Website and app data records
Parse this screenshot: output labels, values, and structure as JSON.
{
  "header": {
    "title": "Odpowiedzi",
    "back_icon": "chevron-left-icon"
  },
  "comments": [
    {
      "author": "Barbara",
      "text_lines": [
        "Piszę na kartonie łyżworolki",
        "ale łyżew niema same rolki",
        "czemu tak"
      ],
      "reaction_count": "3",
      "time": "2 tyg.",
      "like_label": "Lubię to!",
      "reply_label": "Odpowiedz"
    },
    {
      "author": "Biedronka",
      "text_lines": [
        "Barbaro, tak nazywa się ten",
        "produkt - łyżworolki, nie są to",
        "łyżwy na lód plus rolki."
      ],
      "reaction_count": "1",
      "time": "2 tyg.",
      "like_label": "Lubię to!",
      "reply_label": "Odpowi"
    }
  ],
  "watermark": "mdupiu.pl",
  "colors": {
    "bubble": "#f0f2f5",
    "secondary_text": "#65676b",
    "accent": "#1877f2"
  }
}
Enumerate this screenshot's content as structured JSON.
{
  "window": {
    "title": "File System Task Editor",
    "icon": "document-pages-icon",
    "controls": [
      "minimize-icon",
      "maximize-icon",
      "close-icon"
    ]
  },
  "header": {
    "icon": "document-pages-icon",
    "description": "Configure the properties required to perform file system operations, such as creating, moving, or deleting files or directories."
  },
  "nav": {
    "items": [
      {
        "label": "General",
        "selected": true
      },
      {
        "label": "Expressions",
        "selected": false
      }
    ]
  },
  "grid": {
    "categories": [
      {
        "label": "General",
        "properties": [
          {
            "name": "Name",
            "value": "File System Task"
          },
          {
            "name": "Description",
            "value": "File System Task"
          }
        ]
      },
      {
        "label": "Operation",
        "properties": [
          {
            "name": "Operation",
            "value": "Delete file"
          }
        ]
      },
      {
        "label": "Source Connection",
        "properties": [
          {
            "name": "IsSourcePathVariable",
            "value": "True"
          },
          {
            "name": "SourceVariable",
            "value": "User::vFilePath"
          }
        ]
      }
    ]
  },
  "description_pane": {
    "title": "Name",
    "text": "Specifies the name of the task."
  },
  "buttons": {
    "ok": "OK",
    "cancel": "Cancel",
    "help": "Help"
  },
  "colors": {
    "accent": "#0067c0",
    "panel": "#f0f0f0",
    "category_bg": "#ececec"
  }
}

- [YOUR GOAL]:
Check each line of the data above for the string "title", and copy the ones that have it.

- [REPLY]:
    "title": "Odpowiedzi",
    "title": "File System Task Editor",
    "title": "Name",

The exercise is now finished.